  30. 30. The relationship among popular standard formats for pathway information. ! Demir, et al., The BioPAX community standard for pathway data sharing, Nat Biotech. 2010. Standards as an area of research - still a lot to do! E.g.: 1. Create relation or “usage maps and guides”, e.g.: 2. Metrics of maturity, usability and popularity 3. Embed in the ecosystem of complementary registries
  31. 31. 31 Technologically-delineated views of the world
 ! Biologically-delineated views of the world! Generic features ( common core )! - description of source biomaterial! - experimental design components! Arrays! Scanning! Arrays &
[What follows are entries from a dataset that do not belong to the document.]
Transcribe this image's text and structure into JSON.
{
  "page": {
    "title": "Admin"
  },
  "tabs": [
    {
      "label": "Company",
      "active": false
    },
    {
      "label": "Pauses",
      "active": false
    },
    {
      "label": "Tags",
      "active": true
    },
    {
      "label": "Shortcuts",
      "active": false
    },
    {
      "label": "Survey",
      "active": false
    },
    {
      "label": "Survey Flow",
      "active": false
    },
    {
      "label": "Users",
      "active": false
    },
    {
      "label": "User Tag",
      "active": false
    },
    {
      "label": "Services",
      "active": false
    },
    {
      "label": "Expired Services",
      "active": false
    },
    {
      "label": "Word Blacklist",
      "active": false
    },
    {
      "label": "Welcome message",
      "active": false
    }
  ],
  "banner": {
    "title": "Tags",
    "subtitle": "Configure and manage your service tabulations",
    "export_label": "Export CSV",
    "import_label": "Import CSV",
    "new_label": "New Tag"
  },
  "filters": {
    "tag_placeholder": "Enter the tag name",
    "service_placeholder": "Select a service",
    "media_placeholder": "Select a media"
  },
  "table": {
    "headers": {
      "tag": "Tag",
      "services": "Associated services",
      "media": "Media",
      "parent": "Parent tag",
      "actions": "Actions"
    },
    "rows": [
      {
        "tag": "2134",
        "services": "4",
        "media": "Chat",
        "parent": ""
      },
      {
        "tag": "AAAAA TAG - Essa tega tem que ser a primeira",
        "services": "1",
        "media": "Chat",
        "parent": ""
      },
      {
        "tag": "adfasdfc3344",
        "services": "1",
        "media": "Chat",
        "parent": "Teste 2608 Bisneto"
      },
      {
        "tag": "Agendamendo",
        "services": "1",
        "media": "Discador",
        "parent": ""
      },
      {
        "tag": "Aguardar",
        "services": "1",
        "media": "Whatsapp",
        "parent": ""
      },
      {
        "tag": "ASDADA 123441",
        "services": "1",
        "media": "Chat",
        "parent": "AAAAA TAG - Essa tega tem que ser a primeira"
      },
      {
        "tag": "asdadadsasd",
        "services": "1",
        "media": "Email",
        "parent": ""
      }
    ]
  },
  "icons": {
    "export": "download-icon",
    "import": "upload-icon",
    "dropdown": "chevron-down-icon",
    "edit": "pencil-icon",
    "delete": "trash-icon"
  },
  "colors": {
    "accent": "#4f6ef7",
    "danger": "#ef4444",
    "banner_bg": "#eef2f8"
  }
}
 Scanning! Columns! Gels! MS! MS! FTIR! NMR! Columns! transcriptomics proteomics metabolomics plant biology epidemiology microbiology To compare and integrate data we need interoperable standards How do we address fragmentation, duplications gaps?
  32. 32. Global alliances are needed, e.g.:
  33. 33. biocaddie.org
  34. 34. metadatacenter.org
  35. 35. •  Most researchers understand the value of standardized descriptions, when using third-party datasets! ! •  But when asked to structure their datasets, they view requests for even “minimal” information as burdensome! re is an urgent need to lower the bar for authoring good metadata! Researchers hate standards!
  36. 36. •  Most researchers understand the value of standardized descriptions, when using third-party datasets! ! •  But when asked to structure their datasets, they view requests for even “minimal” information as burdensome! ! Ø  There is an urgent need to lower the bar for authoring good metadata! Researchers hate standards!

×